It being the end of summer, I thought it’d be helpful to answer some of the questions that have come across the Front Desk at the Albert Carlton-Cashiers Community Library over this busiest of seasons. Naturally, these questions probably occur at other branches of the Fontana Regional Library System. I hope their answers make your visits to our libraries more comprehensible and, ulitmately, more enjoyable.
Q: This book is at the top of The New York Times Bestseller List, but I can’t find it on your New Arrivals shelves. Why don’t you carry it? — Larry W., Cashiers and Gainesville, Fla.
A: Well, it’s possible that it’s been checked out, especially if it’s a Bestseller. We really try to make sure we have the all the Bestsellers, but sometimes a title or two will fall between the cracks.

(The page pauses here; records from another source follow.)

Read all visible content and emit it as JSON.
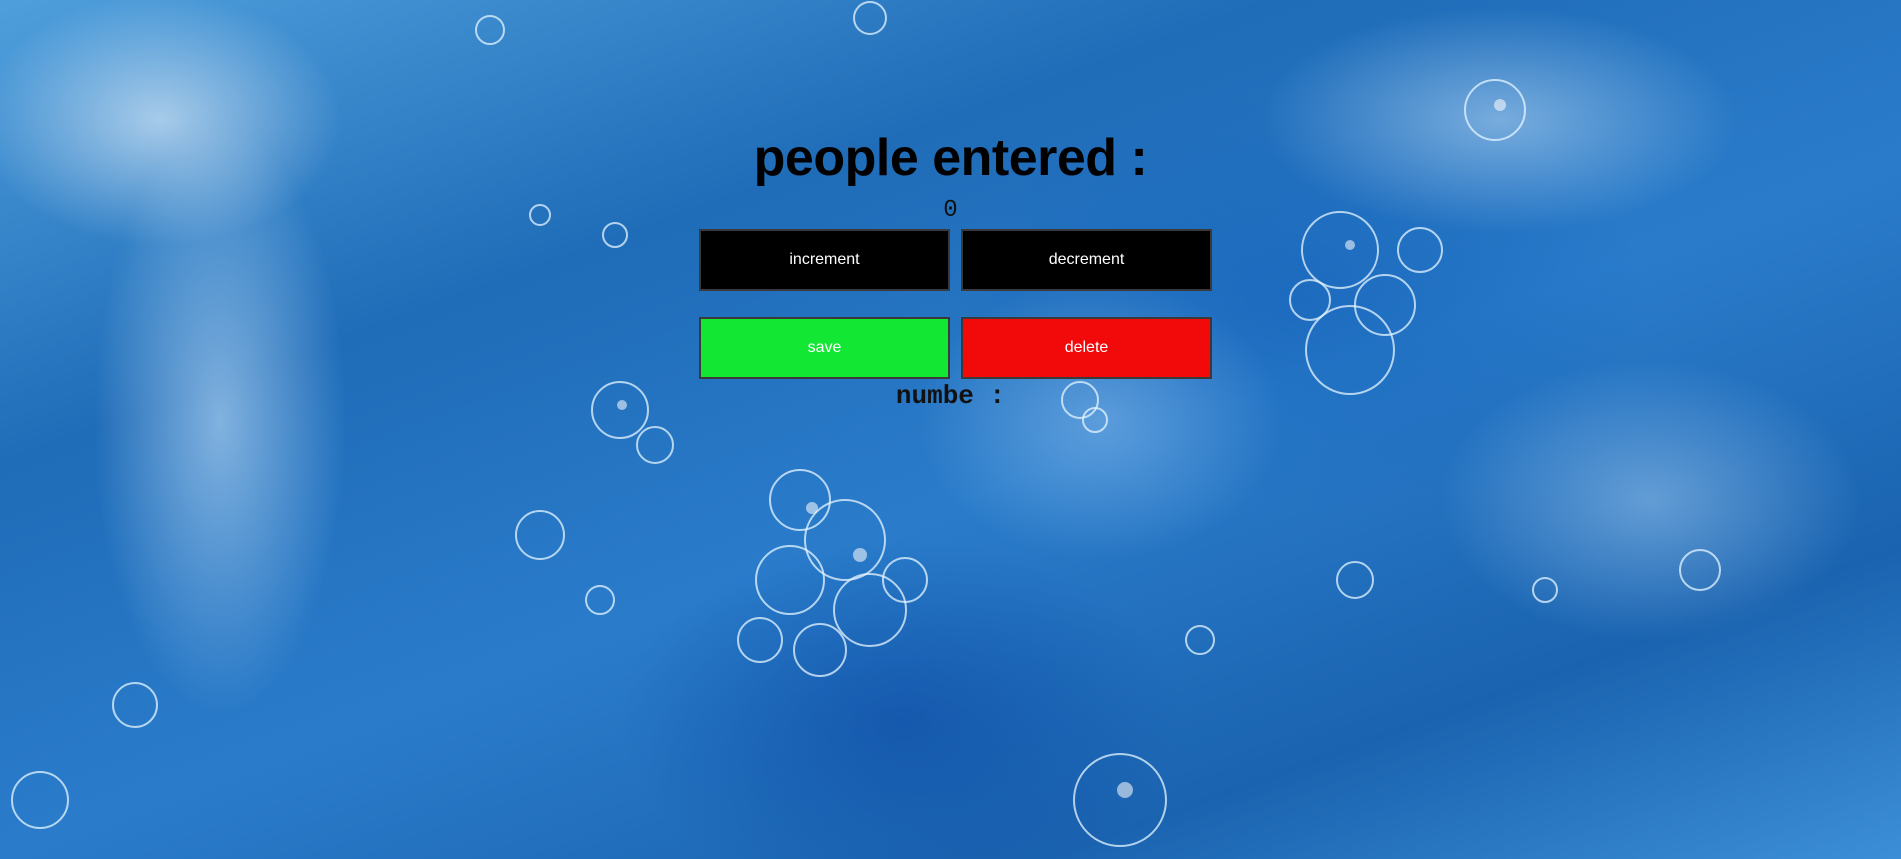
{
  "page": {
    "background": "water-bubbles-image",
    "title": "people entered :",
    "count": "0",
    "saved_label": "numbe :"
  },
  "buttons": {
    "increment": "increment",
    "decrement": "decrement",
    "save": "save",
    "delete": "delete"
  },
  "colors": {
    "increment_bg": "#000000",
    "decrement_bg": "#000000",
    "save_bg": "#12e834",
    "delete_bg": "#f20a0a"
  }
}
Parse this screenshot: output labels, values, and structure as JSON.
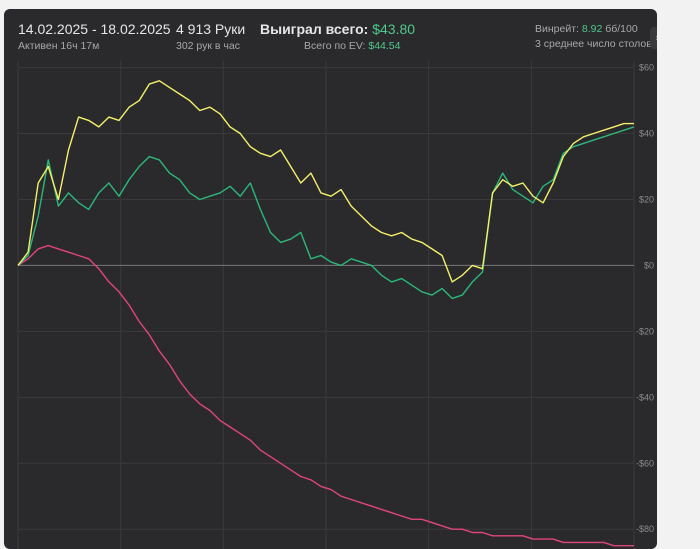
{
  "header": {
    "date_range": "14.02.2025 - 18.02.2025",
    "active_time": "Активен 16ч 17м",
    "hands_count": "4 913 Руки",
    "hands_rate": "302 рук в час",
    "won_label": "Выиграл всего:",
    "won_value": "$43.80",
    "ev_label": "Всего по EV:",
    "ev_value": "$44.54",
    "winrate_label": "Винрейт:",
    "winrate_value": "8.92",
    "winrate_unit": "бб/100",
    "avg_tables": "3 среднее число столов"
  },
  "colors": {
    "background": "#2a2a2c",
    "won": "#f4f06a",
    "ev": "#2bb87a",
    "nonshowdown": "#e0457a",
    "green_text": "#4ec98b"
  },
  "icons": {
    "settings": "gear-icon"
  },
  "chart_data": {
    "type": "line",
    "x": [
      0,
      80,
      160,
      240,
      320,
      400,
      480,
      560,
      640,
      720,
      800,
      880,
      960,
      1040,
      1120,
      1200,
      1280,
      1360,
      1440,
      1520,
      1600,
      1680,
      1760,
      1840,
      1920,
      2000,
      2080,
      2160,
      2240,
      2320,
      2400,
      2480,
      2560,
      2640,
      2720,
      2800,
      2880,
      2960,
      3040,
      3120,
      3200,
      3280,
      3360,
      3440,
      3520,
      3600,
      3680,
      3760,
      3840,
      3920,
      4000,
      4080,
      4160,
      4240,
      4320,
      4400,
      4480,
      4560,
      4640,
      4720,
      4800,
      4880
    ],
    "ylim": [
      -86,
      62
    ],
    "yticks": [
      "$60",
      "$40",
      "$20",
      "$0",
      "-$20",
      "-$40",
      "-$60",
      "-$80"
    ],
    "ytick_values": [
      60,
      40,
      20,
      0,
      -20,
      -40,
      -60,
      -80
    ],
    "series": [
      {
        "color": "#f4f06a",
        "values": [
          0,
          4,
          25,
          30,
          20,
          35,
          45,
          44,
          42,
          45,
          44,
          48,
          50,
          55,
          56,
          54,
          52,
          50,
          47,
          48,
          46,
          42,
          40,
          36,
          34,
          33,
          35,
          30,
          25,
          28,
          22,
          21,
          23,
          18,
          15,
          12,
          10,
          9,
          10,
          8,
          7,
          5,
          3,
          -5,
          -3,
          0,
          -1,
          22,
          26,
          24,
          25,
          21,
          19,
          25,
          33,
          37,
          39,
          40,
          41,
          42,
          43,
          43
        ]
      },
      {
        "color": "#2bb87a",
        "values": [
          0,
          3,
          15,
          32,
          18,
          22,
          19,
          17,
          22,
          25,
          21,
          26,
          30,
          33,
          32,
          28,
          26,
          22,
          20,
          21,
          22,
          24,
          21,
          25,
          17,
          10,
          7,
          8,
          10,
          2,
          3,
          1,
          0,
          2,
          1,
          0,
          -3,
          -5,
          -4,
          -6,
          -8,
          -9,
          -7,
          -10,
          -9,
          -5,
          -2,
          22,
          28,
          23,
          21,
          19,
          24,
          26,
          34,
          36,
          37,
          38,
          39,
          40,
          41,
          42
        ]
      },
      {
        "color": "#e0457a",
        "values": [
          0,
          2,
          5,
          6,
          5,
          4,
          3,
          2,
          -1,
          -5,
          -8,
          -12,
          -17,
          -21,
          -26,
          -30,
          -35,
          -39,
          -42,
          -44,
          -47,
          -49,
          -51,
          -53,
          -56,
          -58,
          -60,
          -62,
          -64,
          -65,
          -67,
          -68,
          -70,
          -71,
          -72,
          -73,
          -74,
          -75,
          -76,
          -77,
          -77,
          -78,
          -79,
          -80,
          -80,
          -81,
          -81,
          -82,
          -82,
          -82,
          -82,
          -83,
          -83,
          -83,
          -84,
          -84,
          -84,
          -84,
          -84,
          -85,
          -85,
          -85
        ]
      }
    ]
  }
}
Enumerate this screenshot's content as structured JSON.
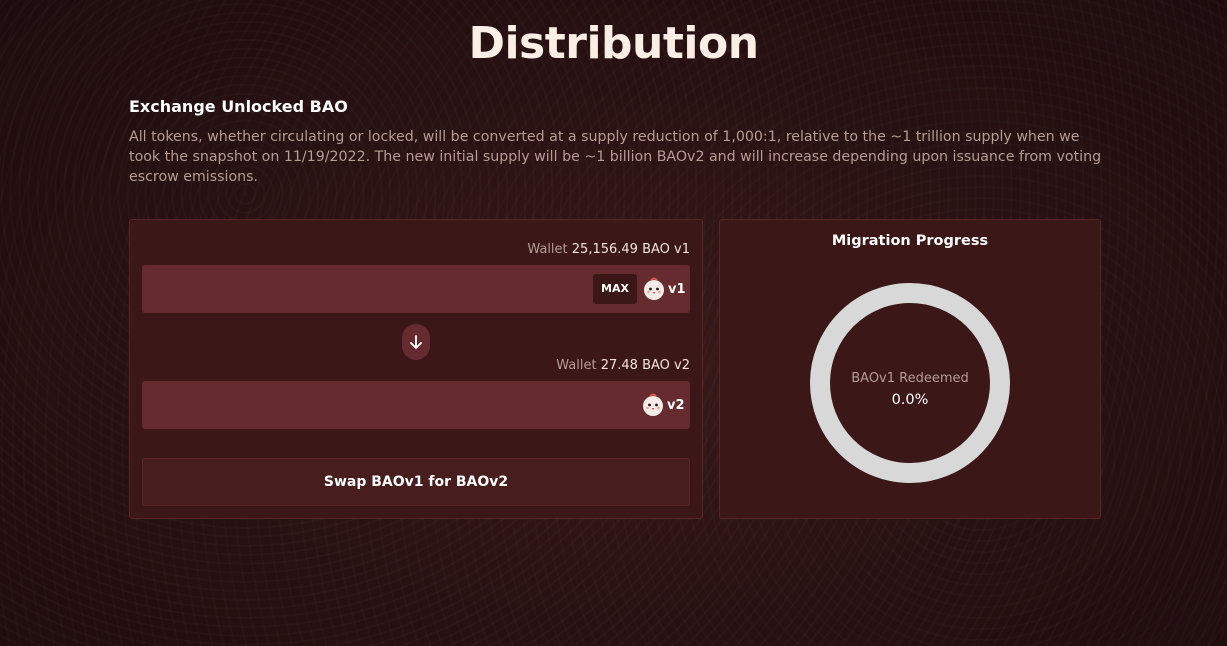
{
  "page": {
    "title": "Distribution"
  },
  "exchange": {
    "heading": "Exchange Unlocked BAO",
    "description": "All tokens, whether circulating or locked, will be converted at a supply reduction of 1,000:1, relative to the ~1 trillion supply when we took the snapshot on 11/19/2022. The new initial supply will be ~1 billion BAOv2 and will increase depending upon issuance from voting escrow emissions."
  },
  "swap": {
    "from": {
      "wallet_label": "Wallet",
      "wallet_amount": "25,156.49 BAO v1",
      "max_label": "MAX",
      "token_label": "v1",
      "input_value": ""
    },
    "to": {
      "wallet_label": "Wallet",
      "wallet_amount": "27.48 BAO v2",
      "token_label": "v2",
      "input_value": ""
    },
    "arrow_icon": "arrow-down-icon",
    "swap_button_label": "Swap BAOv1 for BAOv2"
  },
  "migration": {
    "title": "Migration Progress",
    "center_label": "BAOv1 Redeemed",
    "center_value": "0.0%",
    "progress_fraction": 0.0
  },
  "colors": {
    "background": "#2a1213",
    "card": "#3b1717",
    "field": "#652b2e",
    "ring_track": "#d8d8d8",
    "muted_text": "#b59c95"
  }
}
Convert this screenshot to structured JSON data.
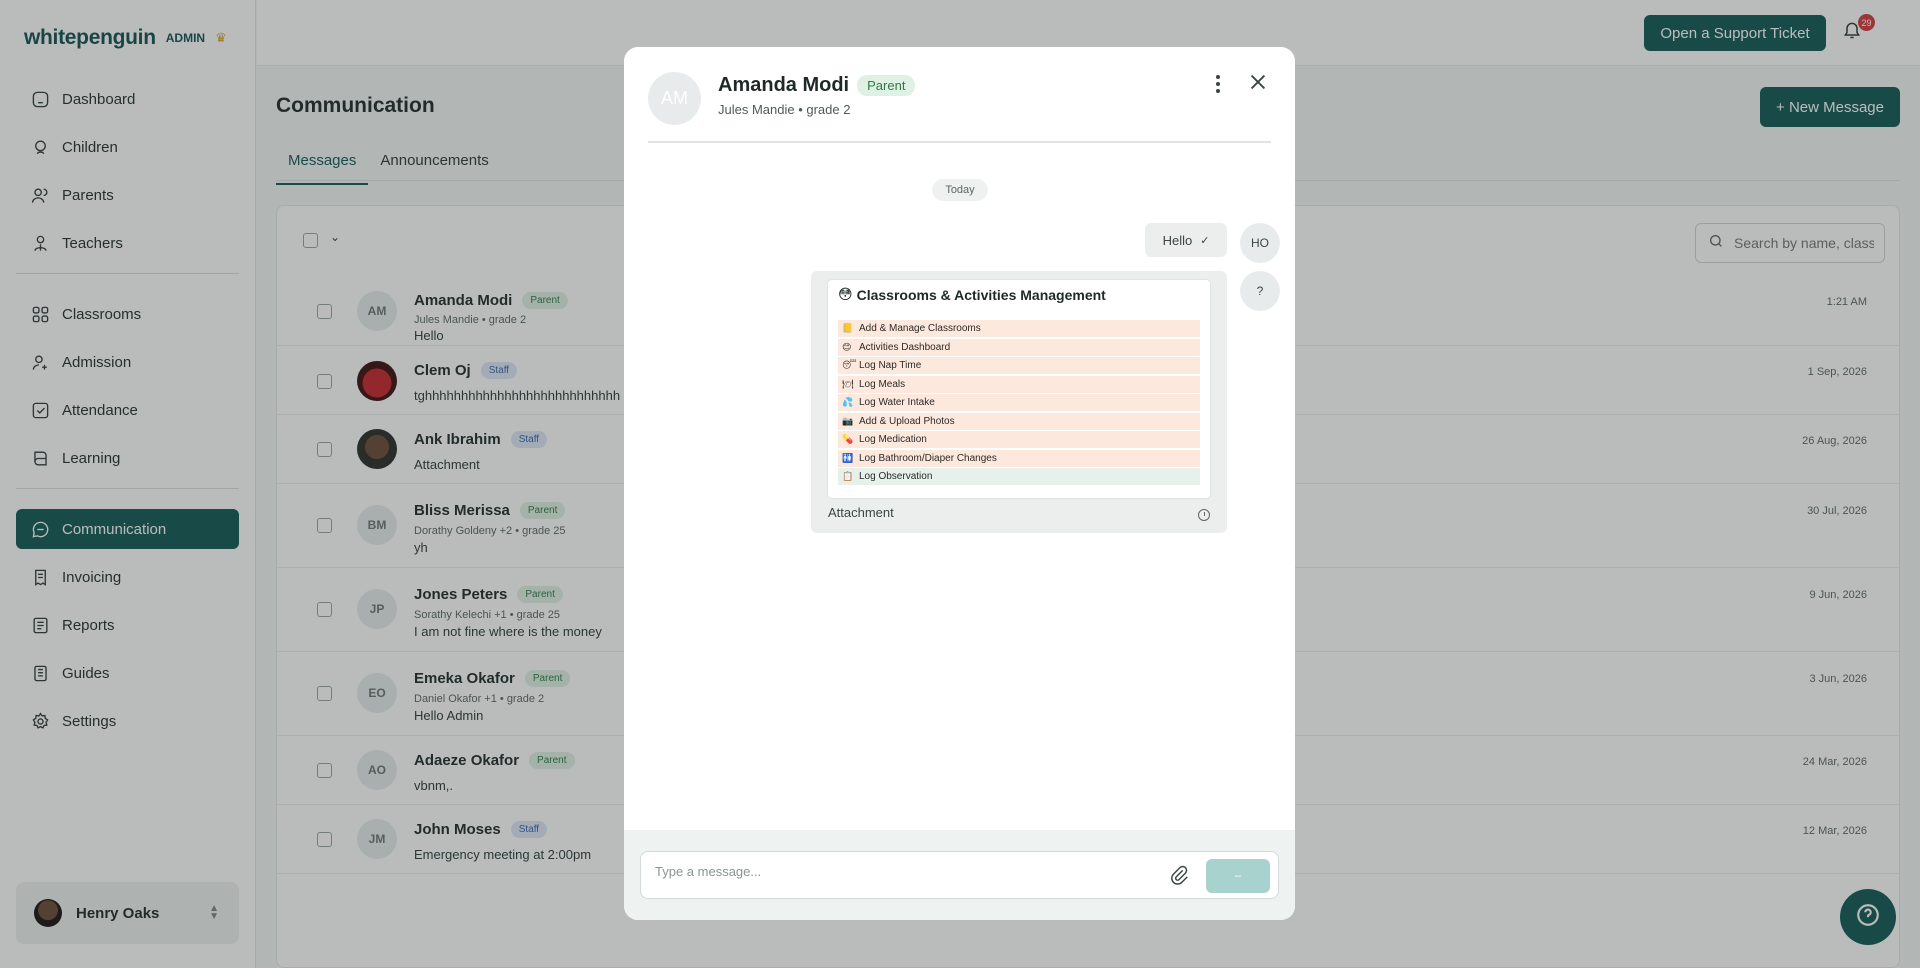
{
  "brand": {
    "name": "whitepenguin",
    "role": "ADMIN",
    "crown_icon": "crown-icon"
  },
  "sidebar": {
    "items": [
      {
        "label": "Dashboard",
        "icon": "home-icon"
      },
      {
        "label": "Children",
        "icon": "child-icon"
      },
      {
        "label": "Parents",
        "icon": "users-icon"
      },
      {
        "label": "Teachers",
        "icon": "teacher-icon"
      },
      {
        "label": "Classrooms",
        "icon": "grid-icon"
      },
      {
        "label": "Admission",
        "icon": "user-plus-icon"
      },
      {
        "label": "Attendance",
        "icon": "check-square-icon"
      },
      {
        "label": "Learning",
        "icon": "book-icon"
      },
      {
        "label": "Communication",
        "icon": "chat-icon",
        "active": true
      },
      {
        "label": "Invoicing",
        "icon": "invoice-icon"
      },
      {
        "label": "Reports",
        "icon": "report-icon"
      },
      {
        "label": "Guides",
        "icon": "guide-icon"
      },
      {
        "label": "Settings",
        "icon": "gear-icon"
      }
    ],
    "user": {
      "name": "Henry Oaks"
    }
  },
  "topbar": {
    "support_label": "Open a Support Ticket",
    "notification_count": "29"
  },
  "main": {
    "title": "Communication",
    "new_message_label": "+ New Message",
    "tabs": [
      {
        "label": "Messages",
        "active": true
      },
      {
        "label": "Announcements"
      }
    ],
    "search_placeholder": "Search by name, class, ...",
    "rows": [
      {
        "initials": "AM",
        "name": "Amanda Modi",
        "role": "Parent",
        "sub": "Jules Mandie • grade 2",
        "msg": "Hello",
        "date": "1:21 AM"
      },
      {
        "initials": "",
        "name": "Clem Oj",
        "role": "Staff",
        "sub": "",
        "msg": "tghhhhhhhhhhhhhhhhhhhhhhhhhhh",
        "date": "1 Sep, 2026"
      },
      {
        "initials": "",
        "name": "Ank Ibrahim",
        "role": "Staff",
        "sub": "",
        "msg": "Attachment",
        "date": "26 Aug, 2026"
      },
      {
        "initials": "BM",
        "name": "Bliss Merissa",
        "role": "Parent",
        "sub": "Dorathy Goldeny +2 • grade 25",
        "msg": "yh",
        "date": "30 Jul, 2026"
      },
      {
        "initials": "JP",
        "name": "Jones Peters",
        "role": "Parent",
        "sub": "Sorathy Kelechi +1 • grade 25",
        "msg": "I am not fine where is the money",
        "date": "9 Jun, 2026"
      },
      {
        "initials": "EO",
        "name": "Emeka Okafor",
        "role": "Parent",
        "sub": "Daniel Okafor +1 • grade 2",
        "msg": "Hello Admin",
        "date": "3 Jun, 2026"
      },
      {
        "initials": "AO",
        "name": "Adaeze Okafor",
        "role": "Parent",
        "sub": "",
        "msg": "vbnm,.",
        "date": "24 Mar, 2026"
      },
      {
        "initials": "JM",
        "name": "John Moses",
        "role": "Staff",
        "sub": "",
        "msg": "Emergency meeting at 2:00pm",
        "date": "12 Mar, 2026"
      }
    ]
  },
  "modal": {
    "initials": "AM",
    "name": "Amanda Modi",
    "role": "Parent",
    "sub": "Jules Mandie • grade 2",
    "day_label": "Today",
    "hello_text": "Hello",
    "avatar_ho": "HO",
    "avatar_q": "?",
    "attachment": {
      "title": "Classrooms & Activities Management",
      "items": [
        {
          "emoji": "📒",
          "label": "Add & Manage Classrooms"
        },
        {
          "emoji": "😊",
          "label": "Activities Dashboard"
        },
        {
          "emoji": "😴",
          "label": "Log Nap Time"
        },
        {
          "emoji": "🍽",
          "label": "Log Meals"
        },
        {
          "emoji": "💦",
          "label": "Log Water Intake"
        },
        {
          "emoji": "📷",
          "label": "Add & Upload Photos"
        },
        {
          "emoji": "💊",
          "label": "Log Medication"
        },
        {
          "emoji": "🚻",
          "label": "Log Bathroom/Diaper Changes"
        },
        {
          "emoji": "📋",
          "label": "Log Observation"
        }
      ],
      "label": "Attachment"
    },
    "input_placeholder": "Type a message...",
    "send_label": "–"
  },
  "colors": {
    "brand": "#115955",
    "parent_badge": "#dff1e4",
    "staff_badge": "#dde8f6",
    "notification": "#d83a3a"
  }
}
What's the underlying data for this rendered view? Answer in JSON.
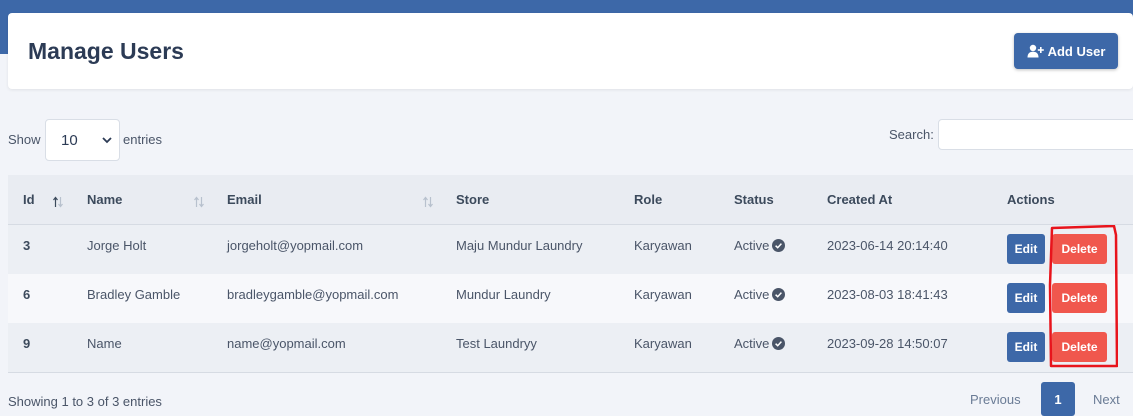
{
  "header": {
    "title": "Manage Users",
    "add_button_label": "Add User",
    "add_button_icon": "user-plus-icon"
  },
  "controls": {
    "show_label": "Show",
    "entries_value": "10",
    "entries_label": "entries",
    "search_label": "Search:",
    "search_value": ""
  },
  "table": {
    "columns": [
      "Id",
      "Name",
      "Email",
      "Store",
      "Role",
      "Status",
      "Created At",
      "Actions"
    ],
    "rows": [
      {
        "id": "3",
        "name": "Jorge Holt",
        "email": "jorgeholt@yopmail.com",
        "store": "Maju Mundur Laundry",
        "role": "Karyawan",
        "status": "Active",
        "created_at": "2023-06-14 20:14:40"
      },
      {
        "id": "6",
        "name": "Bradley Gamble",
        "email": "bradleygamble@yopmail.com",
        "store": "Mundur Laundry",
        "role": "Karyawan",
        "status": "Active",
        "created_at": "2023-08-03 18:41:43"
      },
      {
        "id": "9",
        "name": "Name",
        "email": "name@yopmail.com",
        "store": "Test Laundryy",
        "role": "Karyawan",
        "status": "Active",
        "created_at": "2023-09-28 14:50:07"
      }
    ],
    "edit_label": "Edit",
    "delete_label": "Delete"
  },
  "footer": {
    "info": "Showing 1 to 3 of 3 entries",
    "prev_label": "Previous",
    "current_page": "1",
    "next_label": "Next"
  },
  "colors": {
    "brand": "#3d68a8",
    "danger": "#f0574d",
    "annotation": "#e8141c"
  }
}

But here’s the beautiful part — since we’re part of the Fontana Regional Library System, one of our Sister Libraries is almost certain to have the title. We maintain a remarkably efficient courier network that transports materials (books, DVDs, CDs, documents, laundry) between our branches on a daily basis. Often, you’ll have your Bestseller the next day.
Q: My kids aren’t much in the way of readers. Do you have any recommendations? — Kathryn J., Jackson County
A: You’re in luck — all of the libraries have extensive Children’s Collections that cover all reading levels. In addition, there’s been a remarkable flowering of children’s literature in the last decade — kid’s books are more engaging and they cover far more interests than they did just a few years ago.
Plus, most branches have activities for children that are designed to foster a love of reading. Here at Albert Carlton-Cashiers Community Library, we have a reading therapy dog, a sweet Labrador Retriever named Miss Pilar, who comes in Wednesdays to listen to stories read by children. It’s marvelous to watch normally shy children open up and read to a quiet, attentive listener.
And for Young Adults, the choices are breathtaking. When I was growing up, Young Adult Novels were relentlessly earnest. They were Message Stories and almost uniformly dry — “You will absorb the lesson of this book or die trying.” In the 21st Century there are issue stories leavened with humor, books covering a full spectrum of topics.
Don’t believe me? Visit Liz’s August 31st post, “Musings on Young Adult Fiction.” This is clearly a woman who relishes the genre.
Q: What’s the deal with your hair? Is that some sort of toupee? — Frank G., Lake Glenville
A: Really? Do you really think someone would manufacture something like this?
Q: I think I’d like to get started in Mysteries. What are some of your favorite titles? — Claire M., Highlands
A: For my money, anything by Raymond Chandler is a gem. (In fact, the title for this post is taken directly from his story appearing in the October 1939 issue of Spicy Librarian Magazine.) No one else could construct mood-drenched sentences like these:
“It was a blonde. A blonde to make a bishop kick a hole in a stained-glass window.” — Farewell, My Lovely
“The girl gave him a look which ought to have stuck at least four inches out of his back.” — The Long Goodbye
“Dead men are heavier than broken hearts.” — The Big Sleep
“From 30 feet away she looked like a lot of class. From 10 feet away she looked like something made up to be seen from 30 feet away. ” — The High Window
“There was a desert wind blowing that night. It was one of those hot dry Santa Anas that come down through the mountain passes and curl your hair and make your nerves jump and your skin itch. On nights like that every booze party ends in a fight. Meek little wives feel the edge of the carving knife and study their husbands’ necks. Anything can happen. You can even get a full glass of beer at a cocktail lounge.” — Red Wind
“He snorted and hit me in the solar plexus. I bent over and took hold of the room with both hands and spun it. When I had it nicely spinning I gave it a full swing and hit myself on the back of the head with the floor.” — Pearls Are a Nuisance
(As one who used to make his living entirely by writing, I’m a bit puzzled by his advice to writers: “Throw up into your typewriter every morning. Clean up every noon.” I only tried this once, but believe me, it doesn’t work. Maybe it’s supposed to teach patience as you’re trying to clean the individual keys.)
Chandler was a beautiful writer, but his novels can be kind of wobbly. The plots would get muddled and sometimes the mysteries would just collapse under their hazy illogic. Still, that gorgeous prose really hauls the freight and drives you right over the inconsistencies.
Q: Are you making up these questions? — Margot S., Cashiers
A: No, Margot, I am not.
Q: How much does it cost to use your wireless signal? — Tricia S., Sapphire
The FRL Wireless Signal is free and open to everyone. You can take your device anywhere in the library (or in the garden or out in the parking lot) and access the web.
You don’t even need to bring your own device — we can let you use one of our laptops or netbooks.